The next time you buy a cell phone, take a close look at the display panel. If things go the way Qualcomm hopes, that colorful little rectangle could give a whole new meaning to the expression “butterfly effect.” True, the interferometric modulator (IMOD) displays recently introduced by the San Diego–based firm have nothing to do with the unexpectedly strong effect a wing beat can theoretically have on the weather. But the devices do use an array of artificial microstructures to produce the same kind of iridescent colors as are seen on the wings of tropical butterflies. And Qualcomm is betting that its approach will give IMODs several advantages over today’s dominant liquid-crystal-display (LCD) technology.

Most important is that an IMOD display is much easier on a handset’s battery—a characteristic that will matter more and more as people increasingly use cell phones for Web browsing, text messaging, and playing games, videos and music. Such intensified use poses a severe power-management challenge for LCDs, most of which cannot be read at all unless they have a backlight shining up through them.
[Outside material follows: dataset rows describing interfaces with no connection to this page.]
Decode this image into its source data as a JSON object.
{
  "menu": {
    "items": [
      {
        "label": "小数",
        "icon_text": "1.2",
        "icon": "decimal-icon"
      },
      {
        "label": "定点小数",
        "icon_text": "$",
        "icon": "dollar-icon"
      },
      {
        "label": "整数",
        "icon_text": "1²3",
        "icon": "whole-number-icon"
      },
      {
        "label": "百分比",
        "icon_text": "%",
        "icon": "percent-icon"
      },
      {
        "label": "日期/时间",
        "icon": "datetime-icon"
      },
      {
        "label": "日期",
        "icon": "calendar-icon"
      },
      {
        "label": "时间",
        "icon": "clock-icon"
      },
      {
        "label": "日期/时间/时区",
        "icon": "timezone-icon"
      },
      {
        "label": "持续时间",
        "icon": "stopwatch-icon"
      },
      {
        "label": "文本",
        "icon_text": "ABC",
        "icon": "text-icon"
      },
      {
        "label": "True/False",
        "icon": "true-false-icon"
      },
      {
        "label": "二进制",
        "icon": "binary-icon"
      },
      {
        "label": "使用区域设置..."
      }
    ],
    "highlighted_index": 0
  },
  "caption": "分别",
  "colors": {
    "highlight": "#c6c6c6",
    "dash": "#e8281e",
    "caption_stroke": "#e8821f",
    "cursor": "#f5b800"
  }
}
But an IMOD display simply reflects ambient light the way paper (or a butterfly wing) does.